What is certain is that in 1908 the green was dug up and re-laid by a construction gang working on the nearby Ditton Priors railway line.  The work was supervised by Walter Atkinson, a civil engineer on the railway contract who eventually became Captain of the club.  This is the same green we play on today.

In 1924, a Sidney James Heighway moved into Cleobury Mortimer to become headmaster of the local school. He eventually became secretary of the bowls club and arranged for the club to play some friendly matches.  He owned a ‘Wagonette’ pulled by two horses under the control of his horseman ‘Mullard’; this was used to take members to friendly matches including Hadley near Droitwitch and Bylet, Bridgnorth.

Probably the most famous member was Simon Evans, the Postman Poet who was a member in the 1930s.  His biography can be read on Wikipedea, Simon Evans (writer).  

 In 1933 the first written accounts (that can be found) of the club showed a membership of 33 with the subs at 10/- (=50p) per season.

The members purchased the land on which the bowling club stood. The details of the date and price paid are not on record.  In 1941 the land had to be sold because of the inability of the club to pay the mortgage, because of falling membership.  The land was then used for sheep grazing until 1945.

The club was formally reformed in 1947 with subs still at 10/s. per season, paying £1. per quarter to the owner of the land.

The club operated in a very informal way for many years with limited facilities with members cutting the green when they wanted to play a game. The club adopted a more formal approach to its activities by opening a bank account in 1968 when the subscriptions were £1. per annum for men 15/- for ladies and 5/- for OAPs.

Throughout the 1960’s and 1970’s the club played some friendly matches against other local clubs eventually joining the South Shropshire bowls league in 1983.

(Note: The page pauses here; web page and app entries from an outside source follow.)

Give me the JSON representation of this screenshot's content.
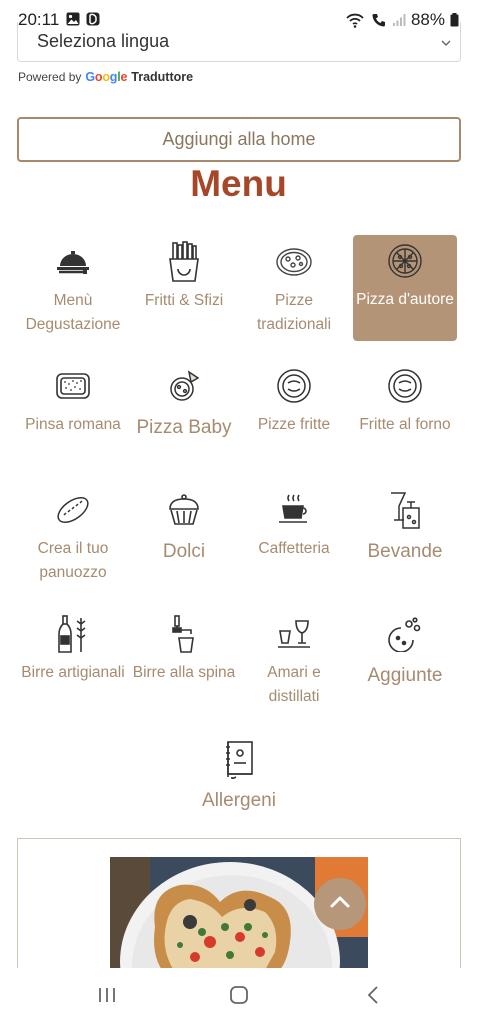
{
  "status": {
    "time": "20:11",
    "battery": "88%"
  },
  "translate": {
    "select_value": "Seleziona lingua",
    "powered_by": "Powered by",
    "google": [
      "G",
      "o",
      "o",
      "g",
      "l",
      "e"
    ],
    "translator": "Traduttore"
  },
  "add_home_label": "Aggiungi alla home",
  "menu_title": "Menu",
  "menu": {
    "items": [
      {
        "label": "Menù Degustazione",
        "icon": "cloche-icon"
      },
      {
        "label": "Fritti & Sfizi",
        "icon": "fries-icon"
      },
      {
        "label": "Pizze tradizionali",
        "icon": "pizza-traditional-icon"
      },
      {
        "label": "Pizza d'autore",
        "icon": "pizza-author-icon",
        "active": true
      },
      {
        "label": "Pinsa romana",
        "icon": "pinsa-icon"
      },
      {
        "label": "Pizza Baby",
        "icon": "pizza-baby-icon"
      },
      {
        "label": "Pizze fritte",
        "icon": "fried-pizza-icon"
      },
      {
        "label": "Fritte al forno",
        "icon": "baked-fried-pizza-icon"
      },
      {
        "label": "Crea il tuo panuozzo",
        "icon": "panuozzo-icon"
      },
      {
        "label": "Dolci",
        "icon": "cupcake-icon"
      },
      {
        "label": "Caffetteria",
        "icon": "coffee-cup-icon"
      },
      {
        "label": "Bevande",
        "icon": "drinks-icon"
      },
      {
        "label": "Birre artigianali",
        "icon": "craft-beer-icon"
      },
      {
        "label": "Birre alla spina",
        "icon": "beer-tap-icon"
      },
      {
        "label": "Amari e distillati",
        "icon": "liquor-glasses-icon"
      },
      {
        "label": "Aggiunte",
        "icon": "toppings-icon"
      },
      {
        "label": "Allergeni",
        "icon": "allergen-book-icon"
      }
    ]
  },
  "colors": {
    "accent": "#a68b70",
    "title": "#a7472a",
    "active_bg": "#b49476"
  }
}
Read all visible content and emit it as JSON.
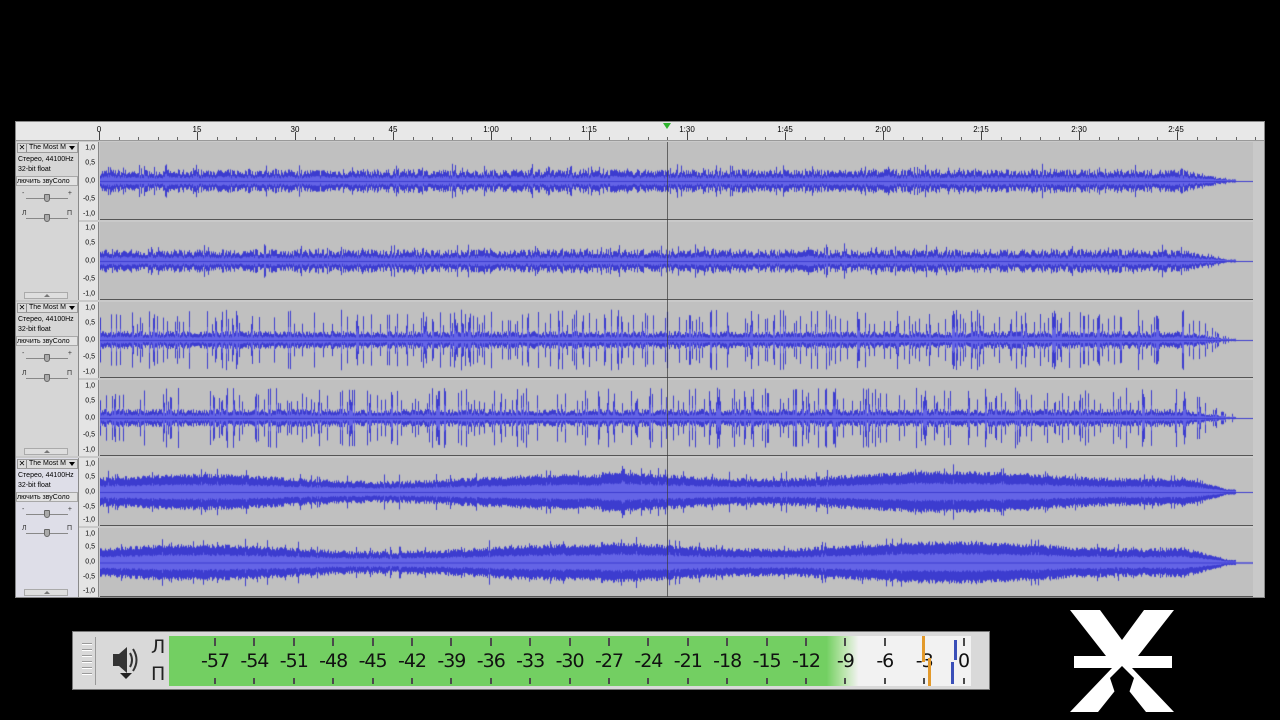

The club faced a crisis in 1984 when the owner of the land gave notice to quit, to enable her to submit an application to build three  houses on the land.  After a long legal battle the matter was resolved with the club obtaining a 999 year lease on the land.  The chairman of the club at that time, Bill Hodges and his wife Edna were very much involved in this ‘battle’ and it is down to their tenacity that the club was saved.

In 1997 the club obtained a sports council Lottery award for £55,000 to assist towards the building of a new Pavilion. This left a shortfall of £6,000 which had to be raised by the club.  After a lot of hard work by members organising fund raising events, the building was formally opened in 1998.  The now thriving club has a membership of 100+ members with teams in the Ludlow and Highley leagues.  For the last three years it has organised charity days and has   raised £100s of pounds for the Air Ambulance.

A recent innovation; is that one of our members is to organise coaching sessions for pupils from the local school, where new bowlers can be encouraged so ensuring the future of the club.